“Time Frame”- Short -to-mid-term to ensure success of organization now; sets timetables and agendas to achieve identified goals.
“Focus”- Focus is narrow and internal to organization
“Resources”- Uses currently established resources such as budget, staff, policies, and procedures
“Task Goals”- Directs daily work to achieve currently identified goals
“People Goals” - Supervises staff to maximize their productivity; coordinates efforts of teams to maximize performance.
Knowing When You’re a Leader:
“Approach”- Strategic + Visionary
“Time Frame”- Mid-to long- term to ensure success of organization in future; sets vision and strategy for organizational change
“Focus”- Focus is broad (both internal and external influences), including other functions, industries, markets, and national and global affairs
“Resources”- Seeks and attains/creates new resources to ensure success of future goals
“Task Goals”- Envisions future goals and creates new products and processes to achieve them
“People Goals”- Builds culture to maximize engagement and commitment; inspires stakeholders, fosters collaboration, and cultivates next generation of leaders
- Indicate which of your strengths you anticipate you will use the most in college or a future career.
- Format your assignment according to the following formatting requirements:
- Typed, double spaced, using Times New Roman font (size 12), with one-inch margins on all sides.
- Include a cover page containing the title of the assignment, your name, your professor’s name, the course title, and the date. The cover page is not included in the required page length.
The specific course learning outcomes associated with this assignment are:
- Describe the primary functions of management (planning, organizing, leading, controlling) and the associated skills, tools, and theoretical approaches that can be used to accomplish these functions.

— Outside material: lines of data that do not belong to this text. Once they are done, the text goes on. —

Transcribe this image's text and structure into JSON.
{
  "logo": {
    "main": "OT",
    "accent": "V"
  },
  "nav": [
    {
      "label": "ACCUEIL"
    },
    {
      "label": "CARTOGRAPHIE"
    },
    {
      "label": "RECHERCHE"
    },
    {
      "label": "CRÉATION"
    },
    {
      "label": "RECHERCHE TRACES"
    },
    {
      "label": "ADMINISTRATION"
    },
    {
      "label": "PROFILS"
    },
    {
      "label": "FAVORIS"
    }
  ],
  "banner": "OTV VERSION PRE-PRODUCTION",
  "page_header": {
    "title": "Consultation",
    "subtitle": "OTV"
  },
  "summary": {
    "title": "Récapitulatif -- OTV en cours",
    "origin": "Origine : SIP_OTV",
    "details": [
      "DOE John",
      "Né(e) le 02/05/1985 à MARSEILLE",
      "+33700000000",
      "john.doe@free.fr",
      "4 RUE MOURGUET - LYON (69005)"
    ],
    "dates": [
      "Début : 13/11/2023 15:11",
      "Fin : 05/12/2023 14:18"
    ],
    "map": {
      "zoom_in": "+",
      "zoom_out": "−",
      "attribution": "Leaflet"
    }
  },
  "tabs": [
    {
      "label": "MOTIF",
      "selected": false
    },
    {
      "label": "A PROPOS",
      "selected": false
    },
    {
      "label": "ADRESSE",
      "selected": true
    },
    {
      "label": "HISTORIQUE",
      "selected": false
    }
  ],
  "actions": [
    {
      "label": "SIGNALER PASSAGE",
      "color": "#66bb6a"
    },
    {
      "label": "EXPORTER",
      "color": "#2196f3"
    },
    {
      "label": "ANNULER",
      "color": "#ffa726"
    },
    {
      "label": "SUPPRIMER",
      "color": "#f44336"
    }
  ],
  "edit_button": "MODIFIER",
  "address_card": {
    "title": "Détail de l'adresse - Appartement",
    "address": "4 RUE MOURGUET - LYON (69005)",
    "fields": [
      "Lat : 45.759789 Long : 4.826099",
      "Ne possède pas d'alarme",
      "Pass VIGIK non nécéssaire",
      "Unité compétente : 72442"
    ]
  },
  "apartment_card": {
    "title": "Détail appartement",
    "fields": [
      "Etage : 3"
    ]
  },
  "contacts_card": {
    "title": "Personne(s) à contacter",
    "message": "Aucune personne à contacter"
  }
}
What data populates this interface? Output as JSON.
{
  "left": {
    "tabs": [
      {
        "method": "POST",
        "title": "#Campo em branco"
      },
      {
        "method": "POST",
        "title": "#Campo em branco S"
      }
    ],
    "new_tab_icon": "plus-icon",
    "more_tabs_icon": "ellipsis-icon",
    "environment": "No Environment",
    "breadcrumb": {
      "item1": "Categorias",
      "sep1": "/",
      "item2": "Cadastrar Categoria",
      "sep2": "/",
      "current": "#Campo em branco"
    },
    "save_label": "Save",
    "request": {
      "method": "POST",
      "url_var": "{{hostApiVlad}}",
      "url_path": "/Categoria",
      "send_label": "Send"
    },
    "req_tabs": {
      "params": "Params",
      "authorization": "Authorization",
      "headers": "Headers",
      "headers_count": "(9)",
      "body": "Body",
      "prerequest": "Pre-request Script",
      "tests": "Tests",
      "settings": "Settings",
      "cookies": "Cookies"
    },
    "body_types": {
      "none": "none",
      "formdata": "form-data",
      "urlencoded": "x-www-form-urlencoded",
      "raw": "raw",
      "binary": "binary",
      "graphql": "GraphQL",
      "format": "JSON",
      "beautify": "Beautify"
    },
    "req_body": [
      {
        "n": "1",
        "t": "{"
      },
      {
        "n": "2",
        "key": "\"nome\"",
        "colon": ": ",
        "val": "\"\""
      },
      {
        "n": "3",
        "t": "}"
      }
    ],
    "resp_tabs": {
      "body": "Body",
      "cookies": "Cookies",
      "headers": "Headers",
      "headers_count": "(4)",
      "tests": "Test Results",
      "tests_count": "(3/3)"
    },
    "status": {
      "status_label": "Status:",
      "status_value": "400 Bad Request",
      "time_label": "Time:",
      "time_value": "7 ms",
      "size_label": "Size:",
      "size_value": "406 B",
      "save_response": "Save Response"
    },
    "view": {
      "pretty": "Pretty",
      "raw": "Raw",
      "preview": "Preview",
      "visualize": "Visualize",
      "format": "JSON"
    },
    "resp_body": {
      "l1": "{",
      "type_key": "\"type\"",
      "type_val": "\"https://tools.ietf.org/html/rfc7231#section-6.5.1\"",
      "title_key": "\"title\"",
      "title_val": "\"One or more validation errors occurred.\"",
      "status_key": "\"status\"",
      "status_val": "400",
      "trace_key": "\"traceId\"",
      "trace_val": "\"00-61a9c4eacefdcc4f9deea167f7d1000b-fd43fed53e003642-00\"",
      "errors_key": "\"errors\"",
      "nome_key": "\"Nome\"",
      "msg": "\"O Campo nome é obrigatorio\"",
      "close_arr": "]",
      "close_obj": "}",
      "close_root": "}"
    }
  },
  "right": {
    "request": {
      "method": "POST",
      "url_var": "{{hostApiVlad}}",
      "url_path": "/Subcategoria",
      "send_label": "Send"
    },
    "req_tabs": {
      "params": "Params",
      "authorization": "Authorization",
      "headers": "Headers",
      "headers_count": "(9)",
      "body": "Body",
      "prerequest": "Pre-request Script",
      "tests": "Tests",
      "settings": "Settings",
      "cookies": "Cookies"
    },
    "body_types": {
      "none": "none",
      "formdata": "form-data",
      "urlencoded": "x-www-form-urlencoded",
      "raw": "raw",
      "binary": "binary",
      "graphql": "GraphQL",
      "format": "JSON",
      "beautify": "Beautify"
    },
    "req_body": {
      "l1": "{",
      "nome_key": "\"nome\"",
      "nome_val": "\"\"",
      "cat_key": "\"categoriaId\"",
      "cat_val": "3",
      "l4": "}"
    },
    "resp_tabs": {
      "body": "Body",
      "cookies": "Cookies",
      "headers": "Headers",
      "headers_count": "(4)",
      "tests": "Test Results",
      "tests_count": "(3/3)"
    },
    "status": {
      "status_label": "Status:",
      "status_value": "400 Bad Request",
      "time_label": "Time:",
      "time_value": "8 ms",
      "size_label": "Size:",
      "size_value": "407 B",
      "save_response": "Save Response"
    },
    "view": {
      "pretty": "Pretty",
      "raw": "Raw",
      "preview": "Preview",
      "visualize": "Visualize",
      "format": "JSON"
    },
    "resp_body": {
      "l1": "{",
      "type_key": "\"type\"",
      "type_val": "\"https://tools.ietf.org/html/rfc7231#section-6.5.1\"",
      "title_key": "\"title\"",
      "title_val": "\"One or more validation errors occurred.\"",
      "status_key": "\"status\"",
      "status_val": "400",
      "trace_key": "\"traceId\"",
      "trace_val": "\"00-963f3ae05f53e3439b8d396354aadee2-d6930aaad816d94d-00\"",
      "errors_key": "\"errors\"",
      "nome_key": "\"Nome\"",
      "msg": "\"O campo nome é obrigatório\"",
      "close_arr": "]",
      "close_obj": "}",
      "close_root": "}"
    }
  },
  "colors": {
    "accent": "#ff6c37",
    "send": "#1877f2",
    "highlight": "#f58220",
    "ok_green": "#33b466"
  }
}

- Use technology and information resources to research issues in management concepts.
- Write clearly and concisely about management concepts using proper writing mechanics.